In ‘Ordeal’, the protagonist is an adult woman facing an operation, and the point of view is increasingly external, but the division between her inner and outer world is still blurred. As with ‘Garden’ there is a sense of things happening to the protagonist, Fan, over which she has no control. A narrator tells us how she feels:
Her known self, arrested thus, was making all its statements at once. The most welcome was its cheerfulness, inexplicable and as little expected as the wise-seeming state of composure.
As Fan tries to analyse her feelings, the sentences become more complex. She now uses conventions and etiquette as a defence against her fear.

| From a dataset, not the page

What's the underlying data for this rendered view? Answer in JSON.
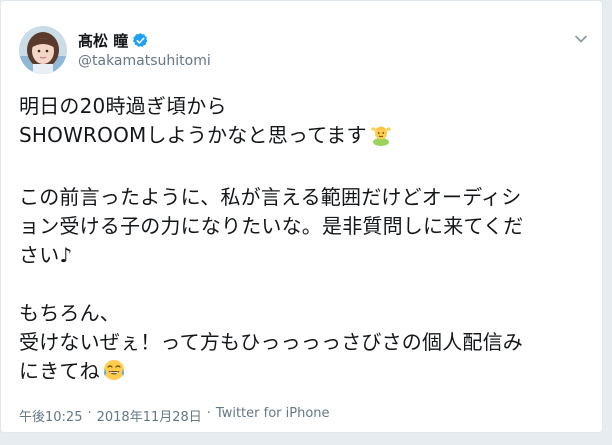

The division between the self she has constructed throughout her life and her infant self breaks down as the anaesthetic takes effect.
Fresh and powerful came the volatile essences, playing in the air before her nostrils like a fountain. Her heart answered, her blood answered; but not herself. Desperately and quite independently her threatened heart fought against this power that was bearing her down. She raised her hands to still it.
“Clasp your hands.”
All of herself was in her clasped hands, beating, throbbing. Less, and less, and… less…
The narrative in ‘Death’, where an elderly woman faces her final hours, is not so much stream-of-consciousness as interior monologue. Unlike the child in ‘Garden’, she can judge her position in the world in relation to others, and can think in language rather than simply feeling things, but her thoughts, as she tries to make sense of life, become increasingly fragmented. ‘See no more. Work no more. Worry no more.’ She observes how she feels, but at last she returns to the beginning of simply being.
Back and back into her own young body, alone. In front of the darkness came the garden, the old garden in April, the crab-apple blossom, all as it was before she began, but brighter…
By the time Richardson was in her eighties and living in a nursing home, her fame had fallen so far that the staff thought she was delusional when she told them about her career. I don’t know how accurately she portrayed the experience of death, any more than I can now recall how it really felt to be a baby or toddler. However, to treat her stories as a cold exercise in style is to miss the delight of seeing the world with fresh eyes that her style makes possible. I think it’s high time Dorothy Richardson was recognised once more as the great story writer that she was.
K. S. Dearsley has an MA in Linguistics and Literature, and her stories, flash fiction and poetry have been published on both sides of the Atlantic. Her work is available from Smashwords and Amazon.